I didn’t bother to correct her that time.
Last Friday, we left the kids with their grandma and went to a wedding.
It was an evening affair so we got to dress up nice and go to dinner with friends beforehand, which was lovely. But I will admit that over the last several years, I have gone to a quite a few weddings and the feeling I have come away with is sadness.
And, no, not sad for the people getting married, but sad for my own marriage.
Sad for how it didn’t compare.
(But before you go feeling all sorry for me, let me explain.)
Watching a couple at their wedding, you get the notion that their lives together are going to be blissful.
They’re kissy and giggly, googly-eyed and silly.
And why wouldn’t they be?

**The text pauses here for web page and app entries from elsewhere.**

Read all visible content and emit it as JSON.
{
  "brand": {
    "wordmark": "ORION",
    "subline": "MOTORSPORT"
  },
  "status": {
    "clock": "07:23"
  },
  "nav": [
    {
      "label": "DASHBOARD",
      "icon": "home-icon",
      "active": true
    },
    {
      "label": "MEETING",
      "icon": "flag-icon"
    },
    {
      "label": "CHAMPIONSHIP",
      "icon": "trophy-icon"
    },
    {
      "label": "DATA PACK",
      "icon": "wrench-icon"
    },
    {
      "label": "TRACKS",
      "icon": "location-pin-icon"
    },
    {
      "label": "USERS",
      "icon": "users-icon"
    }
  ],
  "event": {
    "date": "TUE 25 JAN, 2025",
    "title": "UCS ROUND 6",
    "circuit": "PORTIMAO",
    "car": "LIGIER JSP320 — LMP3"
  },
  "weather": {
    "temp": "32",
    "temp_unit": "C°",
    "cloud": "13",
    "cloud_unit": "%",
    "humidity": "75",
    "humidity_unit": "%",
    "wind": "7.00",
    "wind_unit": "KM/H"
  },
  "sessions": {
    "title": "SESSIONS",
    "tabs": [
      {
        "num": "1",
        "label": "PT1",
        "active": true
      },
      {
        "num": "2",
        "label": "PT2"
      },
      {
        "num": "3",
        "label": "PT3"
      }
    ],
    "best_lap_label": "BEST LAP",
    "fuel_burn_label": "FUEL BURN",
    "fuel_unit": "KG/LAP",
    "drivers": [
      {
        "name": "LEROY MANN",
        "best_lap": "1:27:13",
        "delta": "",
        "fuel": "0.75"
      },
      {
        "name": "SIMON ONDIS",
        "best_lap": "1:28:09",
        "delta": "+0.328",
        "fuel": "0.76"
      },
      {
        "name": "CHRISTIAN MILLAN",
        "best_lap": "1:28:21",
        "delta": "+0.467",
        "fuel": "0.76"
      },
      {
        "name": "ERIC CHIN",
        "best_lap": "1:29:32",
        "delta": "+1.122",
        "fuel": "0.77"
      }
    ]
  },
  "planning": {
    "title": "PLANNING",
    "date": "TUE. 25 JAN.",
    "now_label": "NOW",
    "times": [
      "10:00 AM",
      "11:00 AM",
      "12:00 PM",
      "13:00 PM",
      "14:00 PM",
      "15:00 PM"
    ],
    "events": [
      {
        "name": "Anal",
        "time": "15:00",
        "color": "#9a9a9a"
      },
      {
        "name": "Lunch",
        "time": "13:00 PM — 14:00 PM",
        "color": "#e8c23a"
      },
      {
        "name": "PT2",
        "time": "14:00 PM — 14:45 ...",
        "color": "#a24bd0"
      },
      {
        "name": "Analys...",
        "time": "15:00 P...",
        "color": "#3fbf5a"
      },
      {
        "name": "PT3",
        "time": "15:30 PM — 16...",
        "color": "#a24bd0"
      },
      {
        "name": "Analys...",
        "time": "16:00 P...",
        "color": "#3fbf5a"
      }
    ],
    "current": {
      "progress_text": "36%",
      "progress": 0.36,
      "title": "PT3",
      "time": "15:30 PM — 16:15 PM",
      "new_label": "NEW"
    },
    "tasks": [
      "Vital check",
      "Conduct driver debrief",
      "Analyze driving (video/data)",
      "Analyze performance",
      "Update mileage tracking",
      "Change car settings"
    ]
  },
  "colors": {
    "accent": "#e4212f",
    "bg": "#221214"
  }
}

Their marriage has started off Day 1 with a beautiful bang of gifts and gowns, ceremony and celebration.
They repeat romantically worded vows, exchange expensive pieces of jewelry, and dance under lights while cameras flash.

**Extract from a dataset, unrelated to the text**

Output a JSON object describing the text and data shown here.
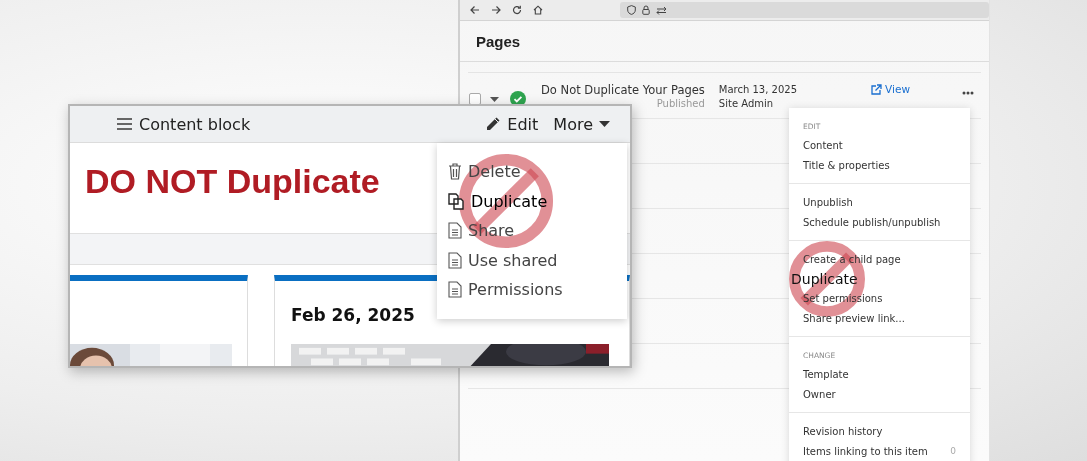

Then, after they leave the best party anyone will ever throw for them, they head to a restful honeymoon on a beautiful beach away from it all.
It all seems perfect and fabulous.

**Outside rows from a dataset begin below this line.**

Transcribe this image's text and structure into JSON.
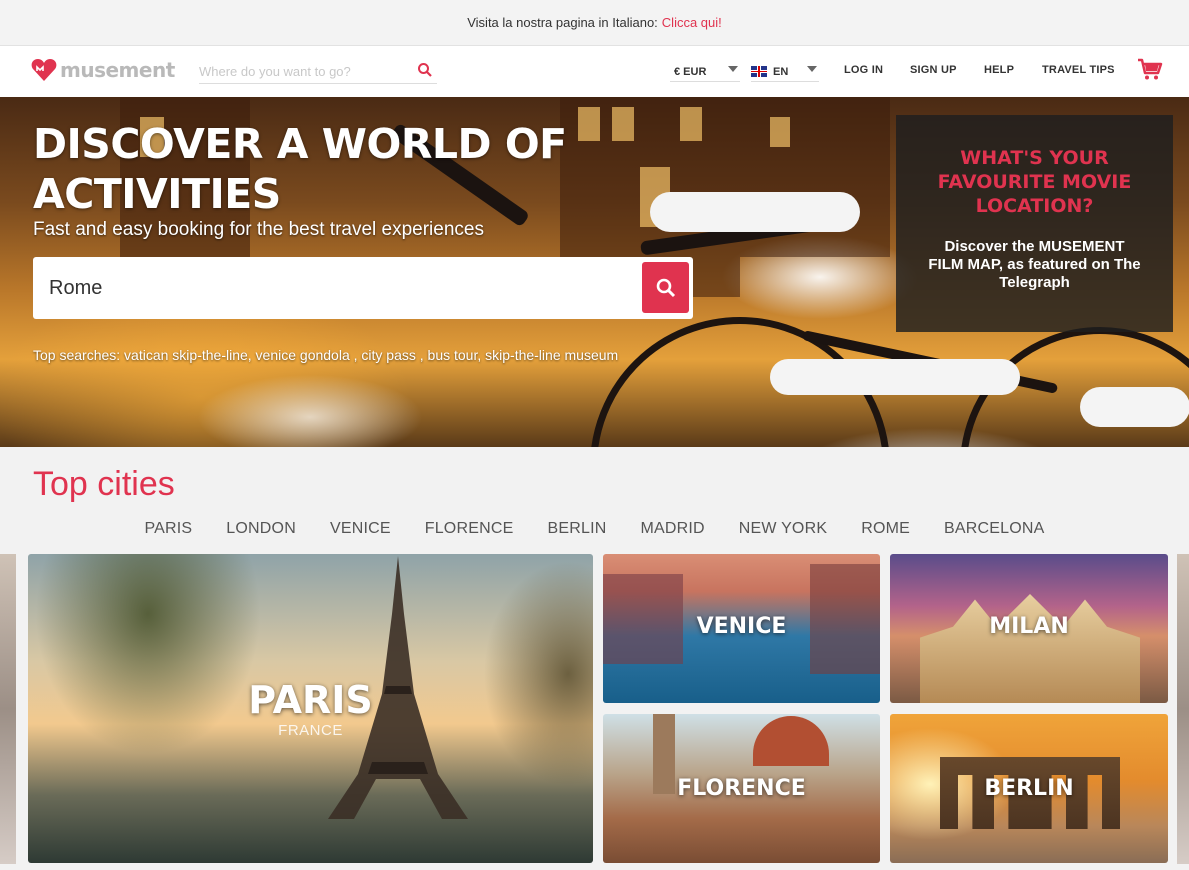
{
  "topbar": {
    "text": "Visita la nostra pagina in Italiano:",
    "link": "Clicca qui!"
  },
  "header": {
    "logo_text": "musement",
    "search_placeholder": "Where do you want to go?",
    "currency": "€ EUR",
    "language": "EN",
    "nav": [
      "LOG IN",
      "SIGN UP",
      "HELP",
      "TRAVEL TIPS"
    ]
  },
  "hero": {
    "title": "DISCOVER A WORLD OF ACTIVITIES",
    "subtitle": "Fast and easy booking for the best travel experiences",
    "search_value": "Rome",
    "top_searches": "Top searches: vatican skip-the-line, venice gondola , city pass , bus tour, skip-the-line museum",
    "promo_title": "WHAT'S YOUR FAVOURITE MOVIE LOCATION?",
    "promo_text": "Discover the MUSEMENT FILM MAP, as featured on The Telegraph"
  },
  "top_cities": {
    "title": "Top cities",
    "tabs": [
      "PARIS",
      "LONDON",
      "VENICE",
      "FLORENCE",
      "BERLIN",
      "MADRID",
      "NEW YORK",
      "ROME",
      "BARCELONA"
    ],
    "cards": [
      {
        "name": "PARIS",
        "country": "FRANCE"
      },
      {
        "name": "VENICE"
      },
      {
        "name": "MILAN"
      },
      {
        "name": "FLORENCE"
      },
      {
        "name": "BERLIN"
      }
    ]
  },
  "colors": {
    "accent": "#e0334f",
    "logo_grey": "#b9b9b9"
  }
}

But then they come home…to real life.
Somewhere between the time when I learned that Josh required a particular name-brand mayonnaise (which cost nearly $4 a jar! As opposed to the $2 off-brand, which is clearly a better deal) and when he discovered that I considered popcorn for dinner a perfectly reasonable option, we lost our googly eyes.
Vacations on the beach are still fun, but mostly spent monitoring how much sand the baby has eaten.
And certainly no one takes pictures of us dancing anymore, unless it’s so they can have good laugh later.
We are not like the newlyweds we once were, and it used to really make me sad.
But, thankfully, it didn’t this time.
At this wedding, the guests were seated around tables, a beautiful picture of the Biblical marriage supper of the lamb.
The couple took communion, symbolizing that this wasn’t all about them. Their lives and marriage would be in service to Christ and in thankfulness for his death on the cross.
In their vows they pledged clearly and for all to hear that they would never divorce each other.
As I watched from my seat near the back, I realized how it was all so different.
Their eyes were googly, of course (as they should be), but everything about their wedding was actually about Jesus.
It was incredibly beautiful, and I couldn’t help but begin to compare.
This time, though, I wasn’t comparing their newly wedded-ness verses our decade of married-ness.
Rather, when Josh and I got married all those many moons ago, our wedding and subsequent marriage had very little to do with Jesus and everything to do with ourselves.
We thought things would be blissful and easy because of our love for each other.
We hadn’t yet discovered our spouses’ deepest deepest flaws, but that was coming up fast too. Our “love for each other” would, at times, barely hold us together.
We needed Jesus, but we didn’t yet know how much.
So as I sat there, both thrilled for this precious couple and mournful over how long it had taken Josh and I to realize that Jesus was the answer for our everything, something beautiful came to mind.
“And I am sure of this, that he who began a good work in you will bring it to completion at the day of Jesus Christ.” (Phil 1:6 ESV)
No, we didn’t love Jesus that day we were married. We weren’t using that day to bring Him glory. And we sure weren’t offering Him much to work with, but (praise God!) that didn’t affect the work He was doing in us.
And it continues.
As long as long as we are living, He is not finished with us.
Despite our mistakes and horrible flaws, He is not finished with us yet.
Despite where we started, He is not finished with us yet.
Because God is fiercely faithful to complete what He starts.
Just like a daddy is faithful to his Cinderella.
Just like the sweet vows of a couple promising to never abandon the marriage.
God is faithful.
Take heart, friends.
If we are still on this earth, we are not finished.
God is working something good in us, and that means the best is yet to come.
P.S. And I give about the mayo. Josh was right. Hellmann’s really is worth it.